For food delivery, there’s an app for that. Every restaurant that wants to prioritize its delivery revenue stream should have its own online ordering system that’s easy for customers to use on mobile devices. Restaurants need to be prepared for how their customers want to interact.
Sustainability is King
A restaurant’s commitment to eco-friendly practices is a major selling point to more than half of customers. Sustainability matters, from energy-saving initiatives like water and electricity conservation to how food is served and packaged. Food waste is another growing concern among consumers.
Restaurants that want to stay ahead of the curve on sustainable food choices can look at ways to minimize waste during food prep, donate leftover food, use eco-friendly packaging, and right-size operations, as well as rotating the menu based on what’s available and educating customers about the ingredients.
Fresh and Local
Consumers’ palates are becoming more sophisticated. They’re also paying more attention to where their food comes from and how it gets to the table, especially in restaurants. Expect a rise in demand for healthier food options that prioritize plant-based protein alternatives to meat. Healthy bowls and healthy kids’ meals are trending, as well as specialty produce like new chili peppers and vegetable noodles
Don’t adjust the entire menu yet: there will always be a market for comfort foods, so be sure to leave the hearty meals that customers love as menu staples.
Most Popular Food
Nationwide, the top ten fastest growing food orders in 2019 were dominated by plant-based foods and meat alternatives. This chart is from statista.com.
The rise in popularity of plant-based alternatives can be due to the younger generation’s concern for the environment as much as a desire to eat healthier, according to industry experts. Keto and Paleo diets, which are high in protein, are also influencing what restaurants offer.

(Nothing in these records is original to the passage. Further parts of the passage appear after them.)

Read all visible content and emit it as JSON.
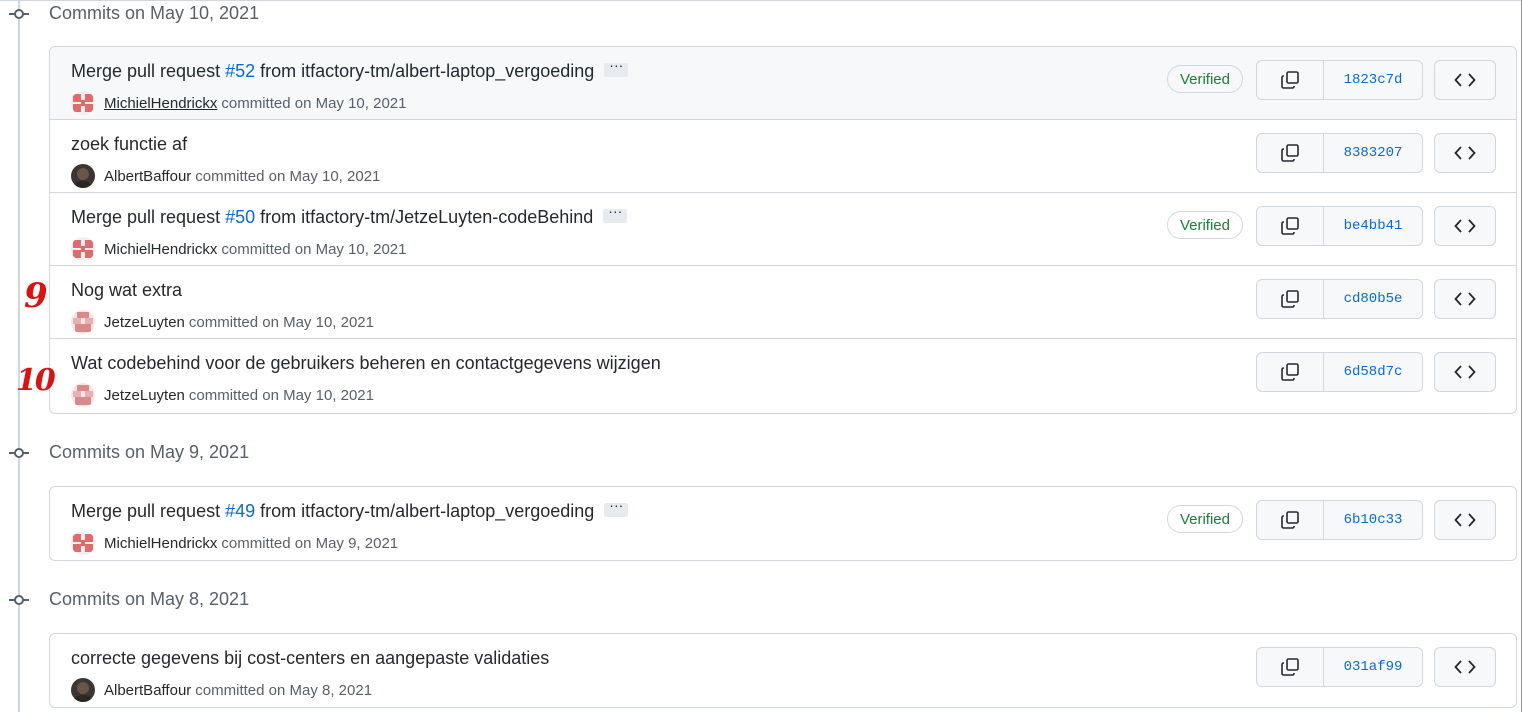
{
  "groups": [
    {
      "title": "Commits on May 10, 2021",
      "commits": [
        {
          "message_pre": "Merge pull request ",
          "pr": "#52",
          "message_post": " from itfactory-tm/albert-laptop_vergoeding",
          "author": "MichielHendrickx",
          "committed": "committed on May 10, 2021",
          "verified": "Verified",
          "sha": "1823c7d"
        },
        {
          "message": "zoek functie af",
          "author": "AlbertBaffour",
          "committed": "committed on May 10, 2021",
          "sha": "8383207"
        },
        {
          "message_pre": "Merge pull request ",
          "pr": "#50",
          "message_post": " from itfactory-tm/JetzeLuyten-codeBehind",
          "author": "MichielHendrickx",
          "committed": "committed on May 10, 2021",
          "verified": "Verified",
          "sha": "be4bb41"
        },
        {
          "message": "Nog wat extra",
          "author": "JetzeLuyten",
          "committed": "committed on May 10, 2021",
          "sha": "cd80b5e"
        },
        {
          "message": "Wat codebehind voor de gebruikers beheren en contactgegevens wijzigen",
          "author": "JetzeLuyten",
          "committed": "committed on May 10, 2021",
          "sha": "6d58d7c"
        }
      ]
    },
    {
      "title": "Commits on May 9, 2021",
      "commits": [
        {
          "message_pre": "Merge pull request ",
          "pr": "#49",
          "message_post": " from itfactory-tm/albert-laptop_vergoeding",
          "author": "MichielHendrickx",
          "committed": "committed on May 9, 2021",
          "verified": "Verified",
          "sha": "6b10c33"
        }
      ]
    },
    {
      "title": "Commits on May 8, 2021",
      "commits": [
        {
          "message": "correcte gegevens bij cost-centers en aangepaste validaties",
          "author": "AlbertBaffour",
          "committed": "committed on May 8, 2021",
          "sha": "031af99"
        }
      ]
    }
  ],
  "annotations": [
    "9",
    "10"
  ],
  "icons": {
    "commit_node": "git-commit-icon",
    "copy": "copy-icon",
    "browse": "code-icon",
    "ellipsis": "ellipsis-icon"
  },
  "colors": {
    "link": "#0969da",
    "verified": "#1a7f37",
    "annotation": "#e01010"
  }
}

Ways to Stay Competitive
To meet consumers’ demands for fresh food anywhere, anytime, restaurants should be looking at the following best practices and how they can fit into an existing food service model. Notice that technology plays as much of a role as the food itself.
- Re-evaluate your current marketing and operational strategies
- Accept mobile payments and food orders
- Enable tableside payment options
- Increase healthy, local menu options but remain balanced with comfort foods
- Redesign the interior layout to accommodate areas for take-out and delivery
- Incorporate zero- and minimal waste food options and operational workflows
In the future, consumer eating habits may change the way most restaurants look altogether. Operators that lean into these changes and adapt sooner will be more likely to thrive in a new and evolving market.
James Bailey, CPA, Senior Manager, leads Adams, Brown, Beran & Ball, Chtd.’s Restaurant Industry niche. With over fifteen years of public accounting and restaurant consulting experience, he strategizes with ABBB’s Restaurant clients on the unique challenges they face. Additionally, James is a keen researcher of cutting-edge technologies in the industry. For more information, visit www.abbb.com or contact him at firstname.lastname@example.org.